Coming out of COVID-19: How HR could be your key to recovery

From lockdown to unlock, the coronavirus pandemic has thrown up serious staffing challenges, thrusting human resources leaders into the centre of the crisis

When the coronavirus pandemic eventually fades into the history books, the strategic role of human resources professionals in keeping remote workers informed, in touch, productive and engaged will be the focus of business degree case studies.

Tasked with handling everything from troublesome technology and team-building to sickness, furloughs, poor mental health, low morale and even sudden bereavement, HR proved itself the go-to, unifying function in a crisis.

As lockdown morphs into unlock, the task of HR managers is to remain trusted advisers to the C-suite, taking a lead on issues such as flexible working, sometimes in the face of pushback. In short, to reinforce their role as the commercially driven conscience of the business world.

“As the nature of this crisis is human and about people, it has naturally put HR at the centre of the response from organisations,” says Peter Cheese, chief executive of the Chartered Institute of Personnel and Development (CIPD).

“Many positive changes can and should emerge, particularly by putting people much more at the heart of business thinking and strategy, and with a much stronger focus on wellbeing. HR has a very important role in ensuring these outcomes remain and we don’t just snap back to old cultures, paradigms and behaviours.”

A new focus on coaching for HR departments

Internal communications can be a challenge at the best of times and, when teams are geographically scattered, the job of unifying them in common goals and behaviours becomes that much trickier.

HR’s unrivalled expertise in remote communication and productivity, honed in the COVID-19 crisis, should be shared through closer collaboration with line managers, says Dean Hunter, founder of HR consultancy Hunter Adams.

“Many HR teams still sit behind computers, guiding email traffic around much of the time.
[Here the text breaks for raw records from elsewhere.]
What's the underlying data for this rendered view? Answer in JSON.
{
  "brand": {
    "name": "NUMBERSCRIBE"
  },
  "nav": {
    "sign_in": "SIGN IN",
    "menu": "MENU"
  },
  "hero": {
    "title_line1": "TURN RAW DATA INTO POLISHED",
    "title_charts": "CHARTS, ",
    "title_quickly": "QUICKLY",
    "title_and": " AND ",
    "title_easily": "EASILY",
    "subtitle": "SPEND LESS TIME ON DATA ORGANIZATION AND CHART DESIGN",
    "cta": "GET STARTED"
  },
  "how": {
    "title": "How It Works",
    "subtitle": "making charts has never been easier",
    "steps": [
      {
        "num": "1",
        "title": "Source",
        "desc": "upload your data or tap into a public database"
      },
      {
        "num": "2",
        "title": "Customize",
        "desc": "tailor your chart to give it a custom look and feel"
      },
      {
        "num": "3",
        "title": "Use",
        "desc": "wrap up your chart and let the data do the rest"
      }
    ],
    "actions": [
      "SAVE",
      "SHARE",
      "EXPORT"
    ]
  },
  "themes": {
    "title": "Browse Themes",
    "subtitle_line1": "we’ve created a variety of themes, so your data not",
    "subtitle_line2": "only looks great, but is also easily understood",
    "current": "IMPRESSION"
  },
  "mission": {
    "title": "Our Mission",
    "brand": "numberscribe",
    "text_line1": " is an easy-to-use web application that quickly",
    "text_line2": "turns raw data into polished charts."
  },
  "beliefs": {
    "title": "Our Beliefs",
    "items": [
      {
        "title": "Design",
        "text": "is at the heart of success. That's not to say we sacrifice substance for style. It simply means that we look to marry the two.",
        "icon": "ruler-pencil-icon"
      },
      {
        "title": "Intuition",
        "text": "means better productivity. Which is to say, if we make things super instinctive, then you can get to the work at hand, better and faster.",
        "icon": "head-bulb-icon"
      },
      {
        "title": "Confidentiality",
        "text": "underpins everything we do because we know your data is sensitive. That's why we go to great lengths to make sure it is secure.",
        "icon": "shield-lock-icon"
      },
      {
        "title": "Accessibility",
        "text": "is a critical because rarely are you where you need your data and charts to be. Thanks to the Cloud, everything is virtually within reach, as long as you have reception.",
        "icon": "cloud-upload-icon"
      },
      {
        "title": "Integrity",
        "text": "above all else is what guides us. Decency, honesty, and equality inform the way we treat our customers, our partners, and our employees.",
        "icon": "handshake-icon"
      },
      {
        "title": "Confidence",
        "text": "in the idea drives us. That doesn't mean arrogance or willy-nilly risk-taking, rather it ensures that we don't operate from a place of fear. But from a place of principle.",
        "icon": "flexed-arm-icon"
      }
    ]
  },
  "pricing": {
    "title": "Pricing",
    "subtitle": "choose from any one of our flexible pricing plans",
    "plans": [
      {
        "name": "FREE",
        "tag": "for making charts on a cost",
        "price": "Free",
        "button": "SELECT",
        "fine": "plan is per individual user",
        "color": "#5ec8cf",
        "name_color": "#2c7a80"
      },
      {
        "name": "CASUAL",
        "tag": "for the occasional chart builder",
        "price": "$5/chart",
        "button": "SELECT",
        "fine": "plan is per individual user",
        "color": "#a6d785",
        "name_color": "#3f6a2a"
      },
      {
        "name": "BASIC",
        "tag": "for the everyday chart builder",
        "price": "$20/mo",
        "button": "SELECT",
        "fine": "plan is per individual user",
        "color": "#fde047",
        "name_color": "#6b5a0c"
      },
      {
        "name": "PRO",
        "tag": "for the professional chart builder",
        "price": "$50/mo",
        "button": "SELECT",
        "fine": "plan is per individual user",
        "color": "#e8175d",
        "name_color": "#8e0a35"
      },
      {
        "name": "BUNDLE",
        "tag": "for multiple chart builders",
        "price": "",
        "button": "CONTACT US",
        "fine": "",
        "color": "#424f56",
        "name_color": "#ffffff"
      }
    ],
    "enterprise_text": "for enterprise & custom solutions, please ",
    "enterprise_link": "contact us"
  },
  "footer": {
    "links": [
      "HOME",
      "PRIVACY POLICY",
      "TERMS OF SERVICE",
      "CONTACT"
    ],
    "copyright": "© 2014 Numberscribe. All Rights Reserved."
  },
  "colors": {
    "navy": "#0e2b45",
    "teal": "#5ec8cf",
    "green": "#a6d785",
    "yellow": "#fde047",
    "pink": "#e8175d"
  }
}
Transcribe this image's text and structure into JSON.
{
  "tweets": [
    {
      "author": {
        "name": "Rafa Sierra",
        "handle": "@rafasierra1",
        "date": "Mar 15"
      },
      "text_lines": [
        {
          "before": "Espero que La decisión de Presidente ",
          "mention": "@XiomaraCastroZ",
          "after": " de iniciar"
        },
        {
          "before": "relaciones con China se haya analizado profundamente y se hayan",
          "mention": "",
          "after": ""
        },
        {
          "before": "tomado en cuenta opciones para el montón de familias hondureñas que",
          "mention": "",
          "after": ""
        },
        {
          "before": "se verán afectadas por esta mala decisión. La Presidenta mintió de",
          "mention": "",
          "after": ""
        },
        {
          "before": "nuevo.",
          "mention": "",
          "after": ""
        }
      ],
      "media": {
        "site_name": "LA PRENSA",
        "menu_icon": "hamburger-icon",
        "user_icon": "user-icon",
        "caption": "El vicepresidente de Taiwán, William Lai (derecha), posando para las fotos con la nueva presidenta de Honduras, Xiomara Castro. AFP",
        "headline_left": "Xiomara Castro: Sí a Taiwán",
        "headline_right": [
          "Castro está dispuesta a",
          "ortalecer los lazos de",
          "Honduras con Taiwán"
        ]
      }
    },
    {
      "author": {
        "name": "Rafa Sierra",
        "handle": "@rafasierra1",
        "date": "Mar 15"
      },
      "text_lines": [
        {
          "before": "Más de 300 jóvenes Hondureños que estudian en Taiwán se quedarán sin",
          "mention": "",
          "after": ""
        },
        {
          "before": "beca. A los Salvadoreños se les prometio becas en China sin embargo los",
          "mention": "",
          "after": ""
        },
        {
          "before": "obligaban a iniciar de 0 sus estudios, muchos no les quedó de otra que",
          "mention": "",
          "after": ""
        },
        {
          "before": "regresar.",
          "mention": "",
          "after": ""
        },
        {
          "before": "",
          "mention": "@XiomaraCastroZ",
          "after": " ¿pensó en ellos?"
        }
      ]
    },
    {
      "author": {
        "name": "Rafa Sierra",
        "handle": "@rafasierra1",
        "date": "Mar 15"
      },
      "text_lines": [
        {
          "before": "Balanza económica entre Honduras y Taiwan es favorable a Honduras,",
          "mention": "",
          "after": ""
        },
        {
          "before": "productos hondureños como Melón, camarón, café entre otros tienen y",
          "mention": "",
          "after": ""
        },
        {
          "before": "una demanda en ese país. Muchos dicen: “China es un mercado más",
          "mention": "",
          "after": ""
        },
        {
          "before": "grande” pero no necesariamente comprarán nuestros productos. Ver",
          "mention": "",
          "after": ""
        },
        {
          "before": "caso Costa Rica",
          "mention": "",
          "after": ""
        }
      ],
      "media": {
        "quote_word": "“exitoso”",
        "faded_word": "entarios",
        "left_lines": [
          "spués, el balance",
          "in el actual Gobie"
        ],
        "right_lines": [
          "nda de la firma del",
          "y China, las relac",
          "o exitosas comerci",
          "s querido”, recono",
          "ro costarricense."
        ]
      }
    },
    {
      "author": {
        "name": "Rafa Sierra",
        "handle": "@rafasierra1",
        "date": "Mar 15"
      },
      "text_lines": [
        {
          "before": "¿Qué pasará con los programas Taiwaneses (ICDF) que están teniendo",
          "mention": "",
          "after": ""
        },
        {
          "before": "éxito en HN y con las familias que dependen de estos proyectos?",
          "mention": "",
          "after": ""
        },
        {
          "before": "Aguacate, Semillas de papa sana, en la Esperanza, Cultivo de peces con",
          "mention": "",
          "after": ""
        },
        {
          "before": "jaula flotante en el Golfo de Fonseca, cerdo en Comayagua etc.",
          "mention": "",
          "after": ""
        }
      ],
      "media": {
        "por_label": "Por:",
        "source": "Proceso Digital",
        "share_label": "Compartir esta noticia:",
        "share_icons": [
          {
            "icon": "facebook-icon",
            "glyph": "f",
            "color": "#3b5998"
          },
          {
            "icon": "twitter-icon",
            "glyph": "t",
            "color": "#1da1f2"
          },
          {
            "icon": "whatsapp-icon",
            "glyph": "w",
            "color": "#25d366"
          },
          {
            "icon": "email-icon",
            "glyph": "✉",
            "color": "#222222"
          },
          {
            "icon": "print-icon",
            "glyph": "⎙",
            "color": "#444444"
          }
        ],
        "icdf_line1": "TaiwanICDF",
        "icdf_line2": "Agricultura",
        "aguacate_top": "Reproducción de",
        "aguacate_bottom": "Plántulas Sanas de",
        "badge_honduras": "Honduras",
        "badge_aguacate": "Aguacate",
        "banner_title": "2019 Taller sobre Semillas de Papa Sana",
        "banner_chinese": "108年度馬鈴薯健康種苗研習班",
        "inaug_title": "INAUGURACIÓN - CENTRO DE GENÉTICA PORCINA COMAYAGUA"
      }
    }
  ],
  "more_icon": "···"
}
What’s required now is for the profession to move away from the personnel model to become more of a coaching function, developing and generally helping managers step up to become leaders,” he says.
“The opportunities for driving change on flexible and agile working, accessing a more widespread talent pool, raising manager capabilities and flexible performance frameworks all provide HR with opportunities to raise credibility and add value.”

Despite praise heaped on the likes of Zoom, the live trial of remote technology, which in many organisations was untested when COVID-19 struck, hasn’t always been a walk in the park.

While inadequate broadband speeds and unreasonable management expectations have for some marred initiation into at-home working, the broader issue of who is and isn’t prepared to embrace this going forward is already weighing heavily on HR departments.

HR functions during Covid-19

“These last few months have been the most incredible time for the status of the people function, but for those individuals who have struggled with remote tech or still refuse to engage with it, the coming period will be very hard,” says Andy Davies, senior vice president at global HR and analytics company MHR.

“How people managers cope with those folk who have to be dragged over the line to remain productive as we transition to widespread remote working will be a major test of the profession and could be critical to the standing of the function long term.”

HR managers must talk the language of business

While some leaders are already fully supportive of the strategic role of HR, others believe they themselves are the only true experts when it comes to motivating and engaging with their workforce.

Changing the hearts and minds of the C-suite, perhaps about the long-term benefits of remote working or even the strategic value of HR itself, requires an all-round understanding of business imperatives as well as access to solid data and analysis.

“If we can advise on aspects of HR that managers don’t understand, employment law for example, it encourages leaders to interact with the function and to partner with it; something we have seen clearly in COVID-19 as managers have looked to human resources to provide answers to a whole range of problems,” says Hunter.

“If you want to have a seat at the table, think about the things managers won’t have knowledge of and have something interesting to say about them.”

Understanding how the business works, how it makes money, what the margins are and its operating performance are also essential if HR leaders are to add real value.

“Having established that you understand the basics, you can go on to suggest how HR can contribute to the growth of the business and therefore increase the bottom line,” says Hunter. “By being commercial and talking the business’s language, building long-term reputation will be a given.”

Making the case for staying at home

Despite the growing appetite for remote-work options to comprise part of a standard contract, there will be leaders in all sectors who persist in pursuing the old policies of presenteeism and micro-management, even if this results in an exodus of hard-to-replace talent.

Pointing out what the competition is doing to cater for changing workforce expectations is one way to move the cultural dial.

But the CIPD’s Cheese cautions: “There will be some managers and leaders who are more comfortable with the traditional ways of working and have probably always been resistant to more flexible practices.” However, the recent and successful immersion in mandatory home working will, he hopes, have softened attitudes.

“The use of qualitative data from staff surveys, asking how people like the greater flexibility and how it impacts their work and their engagement, as well as more quantitative data about hours worked, absenteeism, downtime rates, productivity and output, will be game-changers for both the workforce and HR itself as the return to work gathers pace,” Cheese concludes.